Georgetown-Scott County EMS (GSCEMS) offers a range of classes for the community, as well as those who may want to pursue a career in the field.
“We do all different kinds of classes,” said GSCEMS Director Chris Runyon. “We offer CPR, First Aid (and) Stop the Bleed.”
CPR classes are offered for certification, or there is a “friends and family” CPR class which is free to the community, said Internal Training Coordinator Matt Martin.
“This year, we’re on track to being close to 800 to 1,000 laypeople in the Scott County community (in CPR classes),” Martin said.
As far as CPR, Martin believes the more people who know CPR, the more those in the community can make a difference, he said.
“For every minute that goes by that the brain is not being perfused by compressions, 10 percent of that brain is dying,” Martin said. “So, if you think, somebody that has no compressions for 10 minutes, that is 100 percent braindead.

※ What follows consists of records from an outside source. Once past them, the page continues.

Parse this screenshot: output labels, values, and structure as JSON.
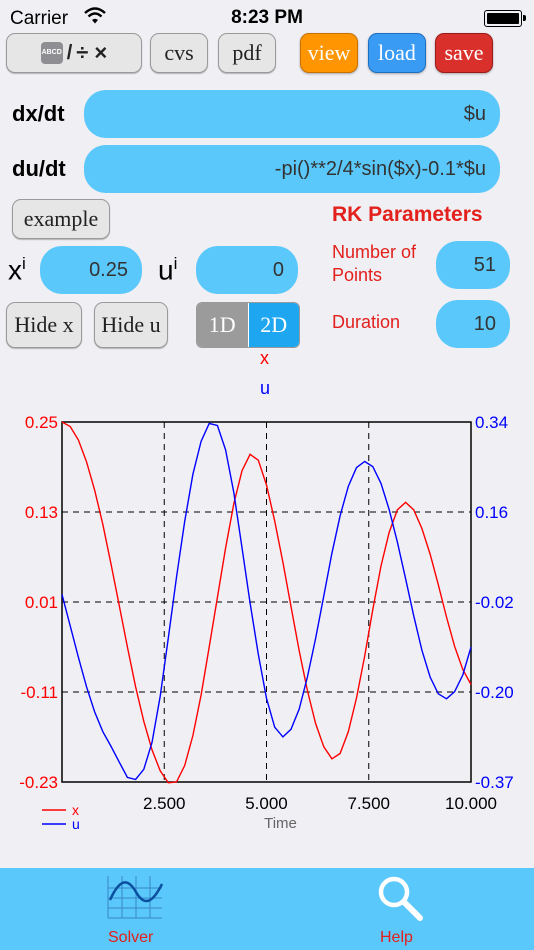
{
  "status_bar": {
    "carrier": "Carrier",
    "time": "8:23 PM"
  },
  "toolbar": {
    "keyboard_label": "÷ ×",
    "keyboard_small": "ABCD",
    "cvs_label": "cvs",
    "pdf_label": "pdf",
    "view_label": "view",
    "load_label": "load",
    "save_label": "save",
    "colors": {
      "view": "#ff9500",
      "load": "#3a9bf5",
      "save": "#d9302c"
    }
  },
  "equations": {
    "dx_label": "dx/dt",
    "dx_value": "$u",
    "du_label": "du/dt",
    "du_value": "-pi()**2/4*sin($x)-0.1*$u"
  },
  "example_label": "example",
  "initial": {
    "x_label": "x",
    "x_sup": "i",
    "x_value": "0.25",
    "u_label": "u",
    "u_sup": "i",
    "u_value": "0"
  },
  "rk": {
    "title": "RK Parameters",
    "points_label_1": "Number of",
    "points_label_2": "Points",
    "points_value": "51",
    "duration_label": "Duration",
    "duration_value": "10"
  },
  "hide_x_label": "Hide x",
  "hide_u_label": "Hide u",
  "mode": {
    "one_d": "1D",
    "two_d": "2D",
    "selected": "2D"
  },
  "plot_titles": {
    "x": "x",
    "u": "u"
  },
  "chart_data": {
    "type": "line",
    "xlabel": "Time",
    "xlim": [
      0,
      10
    ],
    "x_ticks": [
      "2.500",
      "5.000",
      "7.500",
      "10.000"
    ],
    "y_left_ticks": [
      "0.25",
      "0.13",
      "0.01",
      "-0.11",
      "-0.23"
    ],
    "y_left_lim": [
      -0.23,
      0.25
    ],
    "y_right_ticks": [
      "0.34",
      "0.16",
      "-0.02",
      "-0.20",
      "-0.37"
    ],
    "y_right_lim": [
      -0.37,
      0.34
    ],
    "grid": true,
    "legend_position": "bottom-left",
    "x": [
      0,
      0.2,
      0.4,
      0.6,
      0.8,
      1,
      1.2,
      1.4,
      1.6,
      1.8,
      2,
      2.2,
      2.4,
      2.6,
      2.8,
      3,
      3.2,
      3.4,
      3.6,
      3.8,
      4,
      4.2,
      4.4,
      4.6,
      4.8,
      5,
      5.2,
      5.4,
      5.6,
      5.8,
      6,
      6.2,
      6.4,
      6.6,
      6.8,
      7,
      7.2,
      7.4,
      7.6,
      7.8,
      8,
      8.2,
      8.4,
      8.6,
      8.8,
      9,
      9.2,
      9.4,
      9.6,
      9.8,
      10
    ],
    "series": [
      {
        "name": "x",
        "axis": "left",
        "color": "#ff0000",
        "values": [
          0.25,
          0.244,
          0.226,
          0.197,
          0.159,
          0.113,
          0.06,
          0.005,
          -0.05,
          -0.103,
          -0.149,
          -0.187,
          -0.215,
          -0.231,
          -0.23,
          -0.208,
          -0.168,
          -0.114,
          -0.05,
          0.016,
          0.082,
          0.141,
          0.185,
          0.207,
          0.199,
          0.166,
          0.118,
          0.063,
          0.004,
          -0.055,
          -0.108,
          -0.152,
          -0.183,
          -0.199,
          -0.192,
          -0.163,
          -0.118,
          -0.062,
          0.0,
          0.058,
          0.103,
          0.133,
          0.143,
          0.133,
          0.108,
          0.074,
          0.033,
          -0.01,
          -0.049,
          -0.08,
          -0.1
        ]
      },
      {
        "name": "u",
        "axis": "right",
        "color": "#0000ff",
        "values": [
          0,
          -0.062,
          -0.124,
          -0.182,
          -0.232,
          -0.271,
          -0.3,
          -0.331,
          -0.361,
          -0.365,
          -0.345,
          -0.292,
          -0.201,
          -0.086,
          0.034,
          0.144,
          0.237,
          0.302,
          0.337,
          0.333,
          0.285,
          0.201,
          0.092,
          -0.017,
          -0.118,
          -0.205,
          -0.262,
          -0.281,
          -0.266,
          -0.226,
          -0.163,
          -0.087,
          -0.003,
          0.081,
          0.155,
          0.213,
          0.25,
          0.262,
          0.252,
          0.219,
          0.167,
          0.103,
          0.031,
          -0.042,
          -0.11,
          -0.163,
          -0.196,
          -0.206,
          -0.192,
          -0.159,
          -0.104
        ]
      }
    ]
  },
  "tabs": [
    {
      "label": "Solver"
    },
    {
      "label": "Help"
    }
  ]
}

“So, if we can teach the community laypersons CPR, they can do CPR until we show up. So, that is one thing that has been a tremendous increase in survival of cardiac arrest.”
Certification classes cost roughly $65.
Those wishing to gain career experience or greater knowledge of what goes on may enter an EMT, Advanced EMT or Paramedic class, as well. Those classes range in cost and are offered between GSCEMS and BCTC.
The EMT class runs for four months whereas the paramedic class is nine months, said Paramedic Education Coordinator John Orsterman. The Advanced EMT class goes for roughly five months.
“We will be teaching a national-based curriculum,” Oesterman said. “There are going to be things that we teach about that are not skills we do here, but the advantage to the student is learning those broad skills beyond what we do is maybe one day they don’t work for us and they want to work somewhere else, they’ll already be introduced to concepts.”
GSCEMS just wrapped up their first Advanced EMT class, he said.
“The advanced EMT is kind of a newer certification level that is definitely seeing more and more adoption in agencies, because there is a paramedic staffing shortage,” Oesterman said. “The advanced EMT is an advanced life support provider that can do some things. It’s really a hat tip to our board of EMS that the scope of practice for the advanced EMTs in Kentucky is more broad than the curriculums designed to teach advanced EMT. So, we have to have supplemental content for those students.”
Students will learn in the class and in the field, he said. They will have class, lab and internship time.
To learn more about how to get involved in those classes, check out GSCEMS on Facebook, online or call the station at 502-863-7841 and ask for Martin or Oesterman.
EMS week begins May 21 and wraps up May 26 with an awards ceremony at Scott County Public Library.
Throughout the week, “(Administrative) staff will cook dinner for the crews, kind of do their chores and help them out a little bit,” Runyon said. “(It’s) kind of nice to be recognized.”
Awards slated to be given out are: EMT of the Year, Paramedic of the Year, Officer of the Year, 110 percent Award, Employee Choice Award and Best Crew of the Year.